Sunday, April 11, 2010

An afternoon stroll...

Walking the dogs here can be challenging.

The problem is, they like to chase wildlife. And yesterday, as I was being dragged headlong through the undergrowth (and let me tell you, huskies can drag), I began to feel nervous about what we might be pursuing. It's not as if I don't have cause: I've seen my dogs chase elephants, crocodiles, porcupines and mambas. And somewhere up ahead I could hear something big, growling.

As we emerged from a tangle of thorn bushes on to the fence line, I sighted our quarry: a large bush pig struggling to squeeze under the lower wire of the fence. Bush pigs (Potamochoerus porcus) are lovely: classically pig-shaped but with shaggy rufous fur and a long white mane that extends right along their backs. Their ears are tasselled at the ends and their faces patterned with white eye rings and side whiskers.
This is only the fourth time I've glimpsed the species (they're nocturnal and favour dense cover) but I was too preoccupied to really enjoy the moment. Bush pigs, you see, are famous for their viciousness when cornered (bailed up against a fence?) or attacked (by slavering huskies?). They are very powerful (weighing 60 kg) and use their 7 cm, razor-sharp lower incisors to slash at their adversary, leaving deep, vertical gashes. My vet says they're expert at disembowelling dogs. Fortunately - before we could put legend to the test - the bush pig managed to squirm under the fence and crash off into the undergrowth.

Bush pigs don't only use their tusks for self-defence. They tusk trees and vegetation, gouging out scars and applying an odorous secretion from their tusk glands. The pungency of this goo is heightened by the bacterial decay of vegetation in the pig's cheek pouches (located behind the upper tusks). It gets worse: bush pigs greet one another by blowing their breath into one another's faces.

Photo from Wikipedia.


  1. I did not know Huskies were good dogs to have in Africa. We think of them as sled dogs in Alaska.
    How do they cope with the weather? Can you put up a photo of them? They sound like fun. Jane

  2. jj, I'm afraid I have to keep them clipped for nine months of the year, because of the heat.
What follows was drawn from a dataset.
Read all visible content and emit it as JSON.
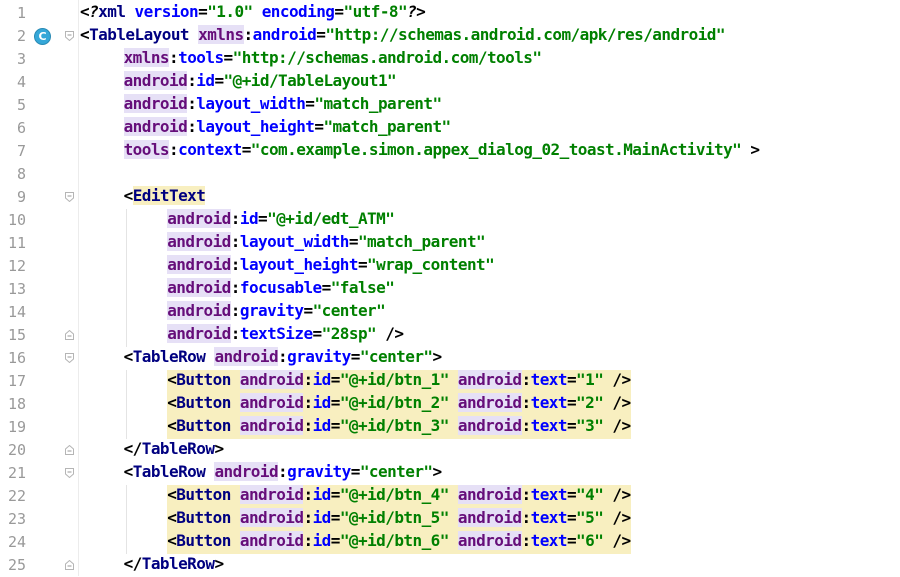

This is time-consuming as I have to cut their fur with scissors(it's too dense to use human clippers). Just at the moment they seem to have more grass seeds than hair in their coats.
    I'm planning to write a post about them soon.


Related Posts Plugin for WordPress, Blogger...